YOUR OBJECTIVE - Repeat the entries exactly. Leave nothing out.

[INFORMATION SHOWN Boundary: Start]

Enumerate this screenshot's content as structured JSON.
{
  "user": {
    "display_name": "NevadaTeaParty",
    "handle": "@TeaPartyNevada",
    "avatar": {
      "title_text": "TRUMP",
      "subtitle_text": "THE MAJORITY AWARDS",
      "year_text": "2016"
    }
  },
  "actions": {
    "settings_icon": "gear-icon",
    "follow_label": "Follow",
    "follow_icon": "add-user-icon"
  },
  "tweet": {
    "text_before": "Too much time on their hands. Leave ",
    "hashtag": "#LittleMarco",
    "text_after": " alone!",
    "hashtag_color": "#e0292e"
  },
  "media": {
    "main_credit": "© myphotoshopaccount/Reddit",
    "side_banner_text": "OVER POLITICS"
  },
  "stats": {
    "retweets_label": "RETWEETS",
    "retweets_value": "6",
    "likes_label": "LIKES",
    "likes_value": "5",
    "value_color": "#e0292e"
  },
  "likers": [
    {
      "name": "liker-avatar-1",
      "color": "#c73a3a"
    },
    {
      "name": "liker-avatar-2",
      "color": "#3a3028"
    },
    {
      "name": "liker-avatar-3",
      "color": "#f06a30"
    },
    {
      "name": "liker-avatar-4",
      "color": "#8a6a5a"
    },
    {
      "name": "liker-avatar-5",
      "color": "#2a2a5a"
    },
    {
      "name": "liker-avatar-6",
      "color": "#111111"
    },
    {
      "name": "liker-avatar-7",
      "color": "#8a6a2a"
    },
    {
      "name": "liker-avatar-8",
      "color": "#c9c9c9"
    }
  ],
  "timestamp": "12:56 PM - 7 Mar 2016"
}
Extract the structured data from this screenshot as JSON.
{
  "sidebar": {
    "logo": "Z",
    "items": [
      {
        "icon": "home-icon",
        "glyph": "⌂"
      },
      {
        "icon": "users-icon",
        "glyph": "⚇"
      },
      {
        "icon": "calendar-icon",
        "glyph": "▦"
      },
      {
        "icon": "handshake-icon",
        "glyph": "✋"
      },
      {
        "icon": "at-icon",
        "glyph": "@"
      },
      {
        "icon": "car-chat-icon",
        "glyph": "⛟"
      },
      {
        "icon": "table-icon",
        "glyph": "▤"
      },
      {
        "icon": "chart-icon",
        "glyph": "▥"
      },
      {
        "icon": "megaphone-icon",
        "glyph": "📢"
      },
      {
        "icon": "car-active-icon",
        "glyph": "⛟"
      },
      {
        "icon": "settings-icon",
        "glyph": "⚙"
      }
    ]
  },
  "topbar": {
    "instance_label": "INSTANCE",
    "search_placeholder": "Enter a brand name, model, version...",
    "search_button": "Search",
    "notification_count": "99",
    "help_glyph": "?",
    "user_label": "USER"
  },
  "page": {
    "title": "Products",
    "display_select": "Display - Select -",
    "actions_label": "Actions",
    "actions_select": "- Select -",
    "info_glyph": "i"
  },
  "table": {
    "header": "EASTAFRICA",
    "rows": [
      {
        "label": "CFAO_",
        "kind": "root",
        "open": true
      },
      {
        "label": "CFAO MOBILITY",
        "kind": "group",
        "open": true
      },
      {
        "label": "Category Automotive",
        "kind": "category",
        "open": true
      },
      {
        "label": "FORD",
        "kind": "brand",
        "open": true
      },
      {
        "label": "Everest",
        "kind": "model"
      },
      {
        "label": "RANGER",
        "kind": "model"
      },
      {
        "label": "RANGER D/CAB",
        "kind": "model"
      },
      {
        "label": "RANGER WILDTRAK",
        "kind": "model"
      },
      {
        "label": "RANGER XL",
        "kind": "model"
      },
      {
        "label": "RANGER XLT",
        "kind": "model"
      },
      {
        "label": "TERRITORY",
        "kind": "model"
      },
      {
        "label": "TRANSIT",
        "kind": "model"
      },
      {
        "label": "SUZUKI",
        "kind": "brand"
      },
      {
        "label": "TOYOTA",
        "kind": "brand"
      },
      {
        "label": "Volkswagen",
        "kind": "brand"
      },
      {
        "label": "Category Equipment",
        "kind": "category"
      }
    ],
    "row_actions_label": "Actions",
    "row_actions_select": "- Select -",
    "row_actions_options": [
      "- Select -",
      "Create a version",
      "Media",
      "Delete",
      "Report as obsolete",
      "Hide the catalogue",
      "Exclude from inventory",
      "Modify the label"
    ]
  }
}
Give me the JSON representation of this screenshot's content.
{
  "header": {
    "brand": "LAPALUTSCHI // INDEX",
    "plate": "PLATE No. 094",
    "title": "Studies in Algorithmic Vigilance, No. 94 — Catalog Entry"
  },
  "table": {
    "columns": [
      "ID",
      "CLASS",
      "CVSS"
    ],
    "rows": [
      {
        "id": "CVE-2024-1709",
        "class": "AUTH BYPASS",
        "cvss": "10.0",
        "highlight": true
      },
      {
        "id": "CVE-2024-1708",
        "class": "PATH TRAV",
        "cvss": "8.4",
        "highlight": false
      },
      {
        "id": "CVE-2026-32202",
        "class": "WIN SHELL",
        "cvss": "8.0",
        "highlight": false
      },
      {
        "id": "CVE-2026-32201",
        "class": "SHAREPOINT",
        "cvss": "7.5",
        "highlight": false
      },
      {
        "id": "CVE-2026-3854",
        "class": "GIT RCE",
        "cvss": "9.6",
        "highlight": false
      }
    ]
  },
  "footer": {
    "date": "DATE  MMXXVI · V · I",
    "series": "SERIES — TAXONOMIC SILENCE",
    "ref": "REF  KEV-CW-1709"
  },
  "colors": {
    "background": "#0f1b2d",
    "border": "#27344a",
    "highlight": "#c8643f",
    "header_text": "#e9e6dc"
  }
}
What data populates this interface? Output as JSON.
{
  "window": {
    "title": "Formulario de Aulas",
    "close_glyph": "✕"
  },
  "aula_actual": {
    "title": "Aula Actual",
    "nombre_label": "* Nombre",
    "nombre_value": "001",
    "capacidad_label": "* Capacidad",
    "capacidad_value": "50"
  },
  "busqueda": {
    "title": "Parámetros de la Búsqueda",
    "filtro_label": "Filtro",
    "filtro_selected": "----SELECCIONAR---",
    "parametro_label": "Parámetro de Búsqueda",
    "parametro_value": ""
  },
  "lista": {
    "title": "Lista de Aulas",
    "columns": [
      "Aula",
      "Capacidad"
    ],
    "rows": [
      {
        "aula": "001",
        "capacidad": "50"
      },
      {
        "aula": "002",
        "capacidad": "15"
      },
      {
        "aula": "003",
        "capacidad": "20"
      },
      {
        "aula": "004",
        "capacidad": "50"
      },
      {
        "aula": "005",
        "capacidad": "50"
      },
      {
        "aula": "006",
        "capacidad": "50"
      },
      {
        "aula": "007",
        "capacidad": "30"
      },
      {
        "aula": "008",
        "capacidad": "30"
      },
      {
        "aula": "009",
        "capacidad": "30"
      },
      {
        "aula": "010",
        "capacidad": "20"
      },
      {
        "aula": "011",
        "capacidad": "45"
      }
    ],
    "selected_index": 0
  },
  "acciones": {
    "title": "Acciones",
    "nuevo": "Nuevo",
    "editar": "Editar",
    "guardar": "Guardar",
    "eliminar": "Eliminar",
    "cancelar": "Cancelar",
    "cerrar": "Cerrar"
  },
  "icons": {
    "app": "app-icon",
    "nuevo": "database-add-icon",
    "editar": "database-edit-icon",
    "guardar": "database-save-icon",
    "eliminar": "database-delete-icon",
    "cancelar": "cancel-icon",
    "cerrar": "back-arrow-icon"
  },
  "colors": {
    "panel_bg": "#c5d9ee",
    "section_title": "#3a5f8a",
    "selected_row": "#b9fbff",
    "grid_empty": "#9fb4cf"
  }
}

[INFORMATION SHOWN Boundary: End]

RESPONSE AREA -
Enumerate this screenshot's content as structured JSON.
{
  "user": {
    "display_name": "NevadaTeaParty",
    "handle": "@TeaPartyNevada",
    "avatar": {
      "title_text": "TRUMP",
      "subtitle_text": "THE MAJORITY AWARDS",
      "year_text": "2016"
    }
  },
  "actions": {
    "settings_icon": "gear-icon",
    "follow_label": "Follow",
    "follow_icon": "add-user-icon"
  },
  "tweet": {
    "text_before": "Too much time on their hands. Leave ",
    "hashtag": "#LittleMarco",
    "text_after": " alone!",
    "hashtag_color": "#e0292e"
  },
  "media": {
    "main_credit": "© myphotoshopaccount/Reddit",
    "side_banner_text": "OVER POLITICS"
  },
  "stats": {
    "retweets_label": "RETWEETS",
    "retweets_value": "6",
    "likes_label": "LIKES",
    "likes_value": "5",
    "value_color": "#e0292e"
  },
  "likers": [
    {
      "name": "liker-avatar-1",
      "color": "#c73a3a"
    },
    {
      "name": "liker-avatar-2",
      "color": "#3a3028"
    },
    {
      "name": "liker-avatar-3",
      "color": "#f06a30"
    },
    {
      "name": "liker-avatar-4",
      "color": "#8a6a5a"
    },
    {
      "name": "liker-avatar-5",
      "color": "#2a2a5a"
    },
    {
      "name": "liker-avatar-6",
      "color": "#111111"
    },
    {
      "name": "liker-avatar-7",
      "color": "#8a6a2a"
    },
    {
      "name": "liker-avatar-8",
      "color": "#c9c9c9"
    }
  ],
  "timestamp": "12:56 PM - 7 Mar 2016"
}
Extract the structured data from this screenshot as JSON.
{
  "sidebar": {
    "logo": "Z",
    "items": [
      {
        "icon": "home-icon",
        "glyph": "⌂"
      },
      {
        "icon": "users-icon",
        "glyph": "⚇"
      },
      {
        "icon": "calendar-icon",
        "glyph": "▦"
      },
      {
        "icon": "handshake-icon",
        "glyph": "✋"
      },
      {
        "icon": "at-icon",
        "glyph": "@"
      },
      {
        "icon": "car-chat-icon",
        "glyph": "⛟"
      },
      {
        "icon": "table-icon",
        "glyph": "▤"
      },
      {
        "icon": "chart-icon",
        "glyph": "▥"
      },
      {
        "icon": "megaphone-icon",
        "glyph": "📢"
      },
      {
        "icon": "car-active-icon",
        "glyph": "⛟"
      },
      {
        "icon": "settings-icon",
        "glyph": "⚙"
      }
    ]
  },
  "topbar": {
    "instance_label": "INSTANCE",
    "search_placeholder": "Enter a brand name, model, version...",
    "search_button": "Search",
    "notification_count": "99",
    "help_glyph": "?",
    "user_label": "USER"
  },
  "page": {
    "title": "Products",
    "display_select": "Display - Select -",
    "actions_label": "Actions",
    "actions_select": "- Select -",
    "info_glyph": "i"
  },
  "table": {
    "header": "EASTAFRICA",
    "rows": [
      {
        "label": "CFAO_",
        "kind": "root",
        "open": true
      },
      {
        "label": "CFAO MOBILITY",
        "kind": "group",
        "open": true
      },
      {
        "label": "Category Automotive",
        "kind": "category",
        "open": true
      },
      {
        "label": "FORD",
        "kind": "brand",
        "open": true
      },
      {
        "label": "Everest",
        "kind": "model"
      },
      {
        "label": "RANGER",
        "kind": "model"
      },
      {
        "label": "RANGER D/CAB",
        "kind": "model"
      },
      {
        "label": "RANGER WILDTRAK",
        "kind": "model"
      },
      {
        "label": "RANGER XL",
        "kind": "model"
      },
      {
        "label": "RANGER XLT",
        "kind": "model"
      },
      {
        "label": "TERRITORY",
        "kind": "model"
      },
      {
        "label": "TRANSIT",
        "kind": "model"
      },
      {
        "label": "SUZUKI",
        "kind": "brand"
      },
      {
        "label": "TOYOTA",
        "kind": "brand"
      },
      {
        "label": "Volkswagen",
        "kind": "brand"
      },
      {
        "label": "Category Equipment",
        "kind": "category"
      }
    ],
    "row_actions_label": "Actions",
    "row_actions_select": "- Select -",
    "row_actions_options": [
      "- Select -",
      "Create a version",
      "Media",
      "Delete",
      "Report as obsolete",
      "Hide the catalogue",
      "Exclude from inventory",
      "Modify the label"
    ]
  }
}
Give me the JSON representation of this screenshot's content.
{
  "header": {
    "brand": "LAPALUTSCHI // INDEX",
    "plate": "PLATE No. 094",
    "title": "Studies in Algorithmic Vigilance, No. 94 — Catalog Entry"
  },
  "table": {
    "columns": [
      "ID",
      "CLASS",
      "CVSS"
    ],
    "rows": [
      {
        "id": "CVE-2024-1709",
        "class": "AUTH BYPASS",
        "cvss": "10.0",
        "highlight": true
      },
      {
        "id": "CVE-2024-1708",
        "class": "PATH TRAV",
        "cvss": "8.4",
        "highlight": false
      },
      {
        "id": "CVE-2026-32202",
        "class": "WIN SHELL",
        "cvss": "8.0",
        "highlight": false
      },
      {
        "id": "CVE-2026-32201",
        "class": "SHAREPOINT",
        "cvss": "7.5",
        "highlight": false
      },
      {
        "id": "CVE-2026-3854",
        "class": "GIT RCE",
        "cvss": "9.6",
        "highlight": false
      }
    ]
  },
  "footer": {
    "date": "DATE  MMXXVI · V · I",
    "series": "SERIES — TAXONOMIC SILENCE",
    "ref": "REF  KEV-CW-1709"
  },
  "colors": {
    "background": "#0f1b2d",
    "border": "#27344a",
    "highlight": "#c8643f",
    "header_text": "#e9e6dc"
  }
}
What data populates this interface? Output as JSON.
{
  "window": {
    "title": "Formulario de Aulas",
    "close_glyph": "✕"
  },
  "aula_actual": {
    "title": "Aula Actual",
    "nombre_label": "* Nombre",
    "nombre_value": "001",
    "capacidad_label": "* Capacidad",
    "capacidad_value": "50"
  },
  "busqueda": {
    "title": "Parámetros de la Búsqueda",
    "filtro_label": "Filtro",
    "filtro_selected": "----SELECCIONAR---",
    "parametro_label": "Parámetro de Búsqueda",
    "parametro_value": ""
  },
  "lista": {
    "title": "Lista de Aulas",
    "columns": [
      "Aula",
      "Capacidad"
    ],
    "rows": [
      {
        "aula": "001",
        "capacidad": "50"
      },
      {
        "aula": "002",
        "capacidad": "15"
      },
      {
        "aula": "003",
        "capacidad": "20"
      },
      {
        "aula": "004",
        "capacidad": "50"
      },
      {
        "aula": "005",
        "capacidad": "50"
      },
      {
        "aula": "006",
        "capacidad": "50"
      },
      {
        "aula": "007",
        "capacidad": "30"
      },
      {
        "aula": "008",
        "capacidad": "30"
      },
      {
        "aula": "009",
        "capacidad": "30"
      },
      {
        "aula": "010",
        "capacidad": "20"
      },
      {
        "aula": "011",
        "capacidad": "45"
      }
    ],
    "selected_index": 0
  },
  "acciones": {
    "title": "Acciones",
    "nuevo": "Nuevo",
    "editar": "Editar",
    "guardar": "Guardar",
    "eliminar": "Eliminar",
    "cancelar": "Cancelar",
    "cerrar": "Cerrar"
  },
  "icons": {
    "app": "app-icon",
    "nuevo": "database-add-icon",
    "editar": "database-edit-icon",
    "guardar": "database-save-icon",
    "eliminar": "database-delete-icon",
    "cancelar": "cancel-icon",
    "cerrar": "back-arrow-icon"
  },
  "colors": {
    "panel_bg": "#c5d9ee",
    "section_title": "#3a5f8a",
    "selected_row": "#b9fbff",
    "grid_empty": "#9fb4cf"
  }
}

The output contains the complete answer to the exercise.